(Beginning of Data in this exercise)
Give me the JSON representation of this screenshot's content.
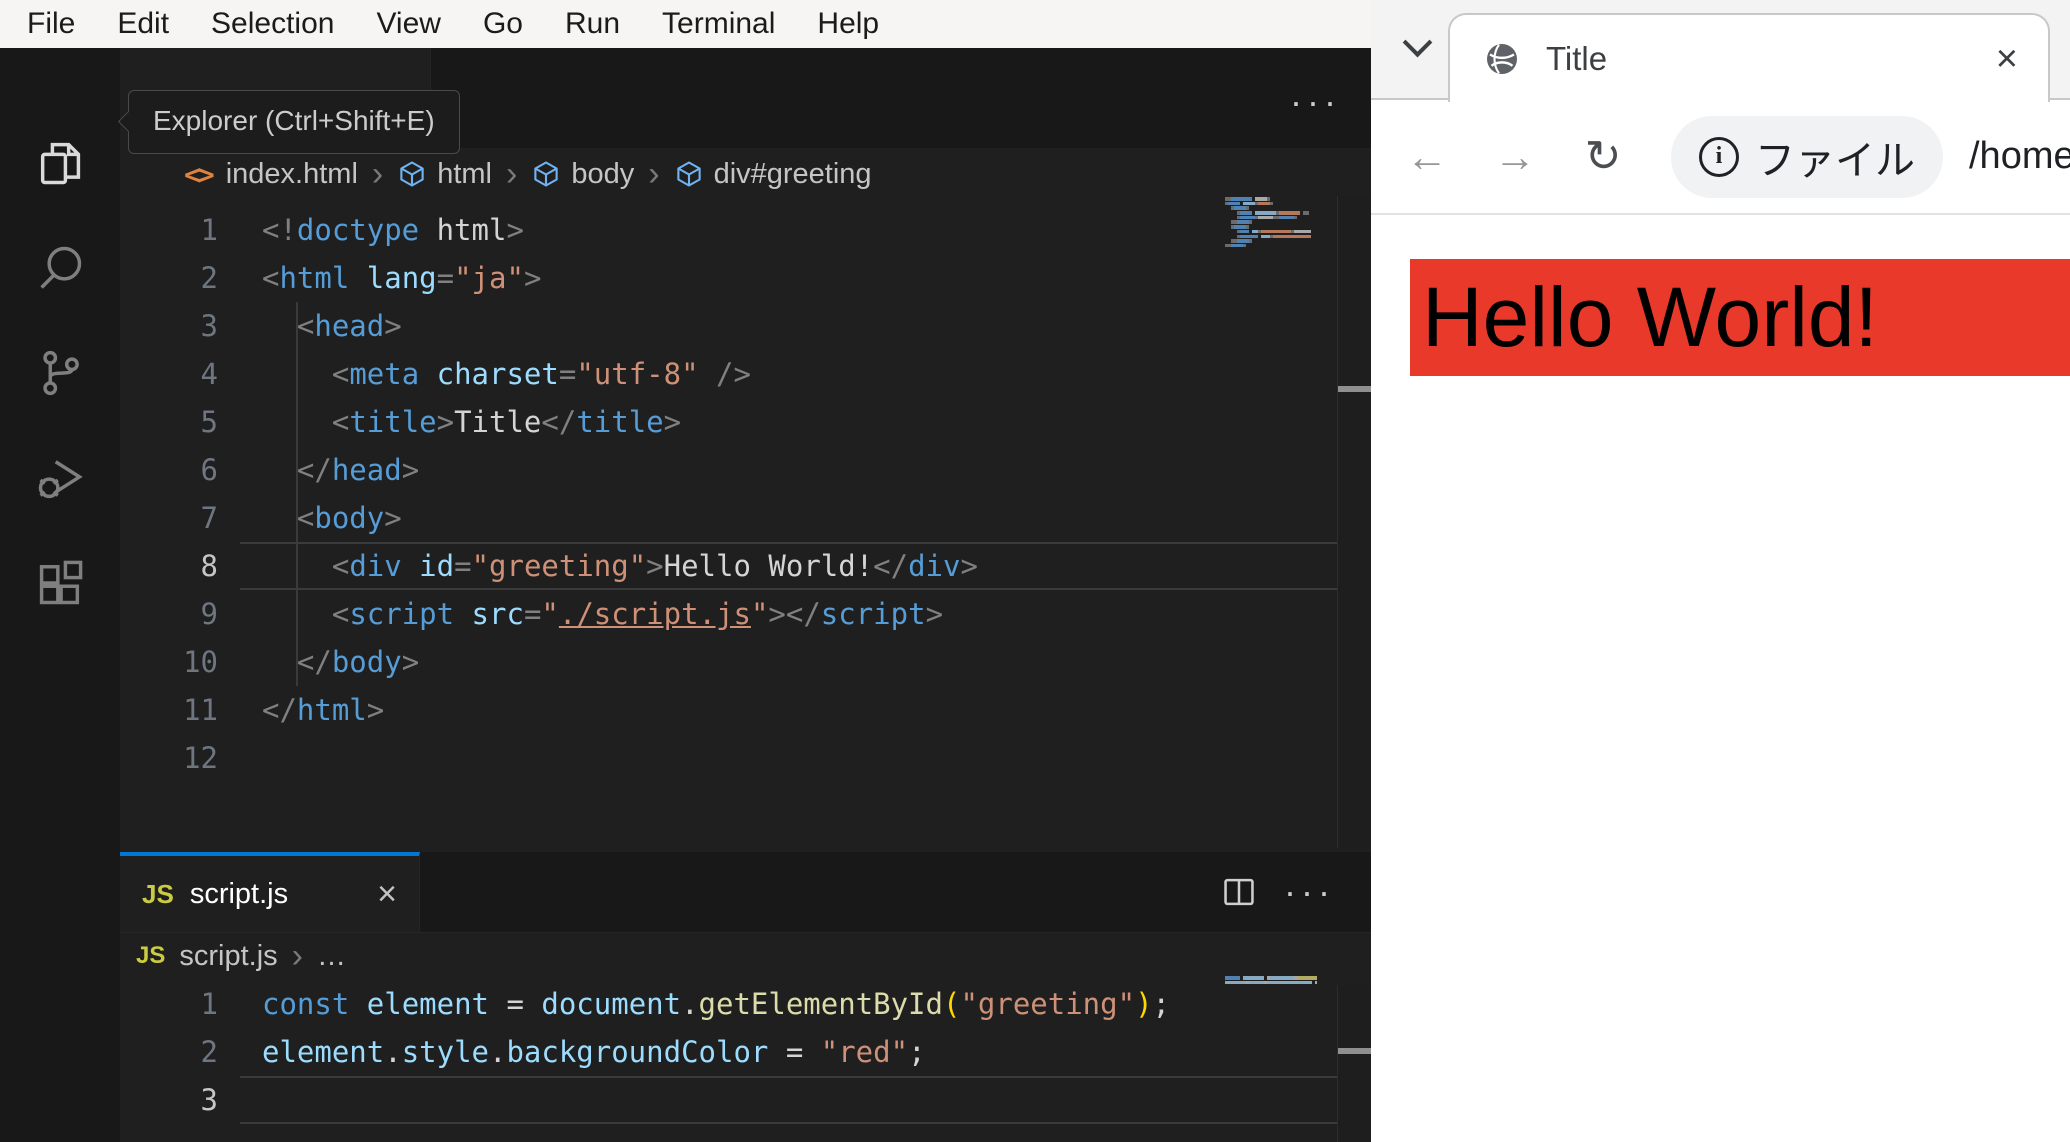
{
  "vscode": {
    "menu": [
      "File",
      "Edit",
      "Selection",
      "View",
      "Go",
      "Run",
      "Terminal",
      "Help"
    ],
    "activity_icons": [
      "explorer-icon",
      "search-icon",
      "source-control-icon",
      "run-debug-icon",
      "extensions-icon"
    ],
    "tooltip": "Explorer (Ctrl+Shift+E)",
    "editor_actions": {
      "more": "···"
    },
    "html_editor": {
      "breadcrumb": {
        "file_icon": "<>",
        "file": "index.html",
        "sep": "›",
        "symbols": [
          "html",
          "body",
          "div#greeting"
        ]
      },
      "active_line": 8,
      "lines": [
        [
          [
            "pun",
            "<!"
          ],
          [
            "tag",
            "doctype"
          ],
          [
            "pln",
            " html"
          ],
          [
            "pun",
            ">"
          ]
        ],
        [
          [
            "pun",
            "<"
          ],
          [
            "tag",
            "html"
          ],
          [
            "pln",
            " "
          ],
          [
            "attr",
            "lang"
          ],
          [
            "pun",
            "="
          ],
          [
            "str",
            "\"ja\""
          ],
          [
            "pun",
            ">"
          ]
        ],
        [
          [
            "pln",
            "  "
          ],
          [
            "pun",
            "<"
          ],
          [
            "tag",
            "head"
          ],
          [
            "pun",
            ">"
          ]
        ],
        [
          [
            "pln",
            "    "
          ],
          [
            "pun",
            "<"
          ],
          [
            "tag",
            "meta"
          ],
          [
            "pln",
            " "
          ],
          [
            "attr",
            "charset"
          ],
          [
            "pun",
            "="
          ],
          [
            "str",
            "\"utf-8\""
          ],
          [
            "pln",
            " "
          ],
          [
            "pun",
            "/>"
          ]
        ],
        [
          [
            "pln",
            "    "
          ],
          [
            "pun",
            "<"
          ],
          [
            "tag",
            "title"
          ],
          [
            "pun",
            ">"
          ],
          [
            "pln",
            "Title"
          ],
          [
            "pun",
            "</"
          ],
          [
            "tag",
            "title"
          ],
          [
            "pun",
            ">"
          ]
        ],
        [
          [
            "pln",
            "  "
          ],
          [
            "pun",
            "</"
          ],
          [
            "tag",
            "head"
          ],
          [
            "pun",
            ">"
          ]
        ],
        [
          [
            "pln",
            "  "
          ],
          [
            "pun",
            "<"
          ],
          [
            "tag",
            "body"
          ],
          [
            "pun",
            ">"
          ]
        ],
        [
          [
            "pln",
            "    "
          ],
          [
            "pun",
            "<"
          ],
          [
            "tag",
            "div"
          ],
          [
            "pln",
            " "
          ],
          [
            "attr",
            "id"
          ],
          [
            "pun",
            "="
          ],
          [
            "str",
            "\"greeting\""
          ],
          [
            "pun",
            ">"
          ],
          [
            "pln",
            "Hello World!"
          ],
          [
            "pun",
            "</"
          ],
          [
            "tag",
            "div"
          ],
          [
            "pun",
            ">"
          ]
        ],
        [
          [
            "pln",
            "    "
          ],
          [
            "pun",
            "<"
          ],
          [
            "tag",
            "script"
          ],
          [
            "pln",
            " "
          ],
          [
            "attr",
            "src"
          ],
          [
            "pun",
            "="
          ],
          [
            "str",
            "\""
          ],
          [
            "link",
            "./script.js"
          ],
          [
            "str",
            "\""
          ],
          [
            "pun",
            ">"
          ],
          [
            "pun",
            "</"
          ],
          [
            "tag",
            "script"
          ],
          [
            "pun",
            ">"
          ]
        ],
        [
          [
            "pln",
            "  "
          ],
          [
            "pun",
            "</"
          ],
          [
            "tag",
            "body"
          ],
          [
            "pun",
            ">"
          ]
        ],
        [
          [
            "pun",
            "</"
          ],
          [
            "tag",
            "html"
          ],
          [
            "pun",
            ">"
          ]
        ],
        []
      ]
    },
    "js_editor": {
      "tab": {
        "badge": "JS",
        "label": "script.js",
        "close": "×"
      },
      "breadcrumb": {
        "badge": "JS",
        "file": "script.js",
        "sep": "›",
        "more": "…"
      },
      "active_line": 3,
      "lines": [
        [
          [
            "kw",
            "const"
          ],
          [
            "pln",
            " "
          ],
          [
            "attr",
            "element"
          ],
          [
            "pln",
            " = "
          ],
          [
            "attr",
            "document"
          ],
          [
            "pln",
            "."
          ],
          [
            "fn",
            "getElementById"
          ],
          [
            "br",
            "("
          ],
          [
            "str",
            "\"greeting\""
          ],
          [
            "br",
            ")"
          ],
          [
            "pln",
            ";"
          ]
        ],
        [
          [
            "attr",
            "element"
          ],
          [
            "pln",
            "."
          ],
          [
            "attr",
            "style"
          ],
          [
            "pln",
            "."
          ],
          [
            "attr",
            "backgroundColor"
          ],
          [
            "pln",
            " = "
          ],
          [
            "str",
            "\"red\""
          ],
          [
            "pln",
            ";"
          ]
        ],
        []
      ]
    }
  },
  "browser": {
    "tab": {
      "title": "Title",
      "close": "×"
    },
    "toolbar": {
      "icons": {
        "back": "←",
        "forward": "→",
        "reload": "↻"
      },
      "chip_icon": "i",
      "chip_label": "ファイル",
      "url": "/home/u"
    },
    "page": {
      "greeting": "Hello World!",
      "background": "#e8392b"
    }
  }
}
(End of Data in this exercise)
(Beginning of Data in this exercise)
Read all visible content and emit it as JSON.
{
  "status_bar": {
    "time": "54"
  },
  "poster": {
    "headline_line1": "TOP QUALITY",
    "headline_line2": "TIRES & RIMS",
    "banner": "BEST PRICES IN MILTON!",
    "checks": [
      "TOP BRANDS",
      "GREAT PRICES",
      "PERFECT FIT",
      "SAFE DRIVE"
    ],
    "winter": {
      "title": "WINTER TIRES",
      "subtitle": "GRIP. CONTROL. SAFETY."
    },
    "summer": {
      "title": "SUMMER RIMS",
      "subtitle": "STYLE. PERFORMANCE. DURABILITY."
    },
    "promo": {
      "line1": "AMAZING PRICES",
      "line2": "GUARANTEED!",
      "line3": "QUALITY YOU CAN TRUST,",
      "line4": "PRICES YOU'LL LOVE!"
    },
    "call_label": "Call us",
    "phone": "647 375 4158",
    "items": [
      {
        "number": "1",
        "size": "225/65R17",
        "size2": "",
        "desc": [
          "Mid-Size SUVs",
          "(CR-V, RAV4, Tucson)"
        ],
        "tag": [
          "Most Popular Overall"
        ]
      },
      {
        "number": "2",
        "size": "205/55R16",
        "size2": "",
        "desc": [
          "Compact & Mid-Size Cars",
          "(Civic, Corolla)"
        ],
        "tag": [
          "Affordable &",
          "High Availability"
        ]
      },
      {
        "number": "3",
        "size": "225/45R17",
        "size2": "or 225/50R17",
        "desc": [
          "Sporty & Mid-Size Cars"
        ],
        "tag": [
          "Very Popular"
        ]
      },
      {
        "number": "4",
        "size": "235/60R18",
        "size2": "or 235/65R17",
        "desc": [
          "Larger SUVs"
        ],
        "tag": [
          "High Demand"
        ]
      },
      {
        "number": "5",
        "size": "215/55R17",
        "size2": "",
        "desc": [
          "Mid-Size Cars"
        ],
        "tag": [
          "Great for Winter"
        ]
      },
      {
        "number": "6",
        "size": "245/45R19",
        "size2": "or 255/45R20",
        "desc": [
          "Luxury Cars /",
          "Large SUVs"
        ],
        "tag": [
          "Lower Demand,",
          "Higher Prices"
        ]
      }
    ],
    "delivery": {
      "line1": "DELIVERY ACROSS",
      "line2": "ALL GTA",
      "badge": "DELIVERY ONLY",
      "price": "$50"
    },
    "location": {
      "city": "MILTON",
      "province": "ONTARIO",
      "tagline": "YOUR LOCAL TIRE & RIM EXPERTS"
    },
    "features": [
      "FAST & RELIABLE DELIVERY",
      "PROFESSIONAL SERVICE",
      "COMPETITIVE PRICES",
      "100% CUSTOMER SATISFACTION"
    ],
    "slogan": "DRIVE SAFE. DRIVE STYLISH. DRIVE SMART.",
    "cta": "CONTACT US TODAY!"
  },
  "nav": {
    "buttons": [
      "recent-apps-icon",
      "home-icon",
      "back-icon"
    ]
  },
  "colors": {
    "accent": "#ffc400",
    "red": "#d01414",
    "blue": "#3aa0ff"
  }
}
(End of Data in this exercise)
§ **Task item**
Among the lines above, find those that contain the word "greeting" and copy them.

§ **Solution to this exercise**
          "div#greeting"
            "\"greeting\""
            "\"greeting\""
      "greeting": "Hello World!",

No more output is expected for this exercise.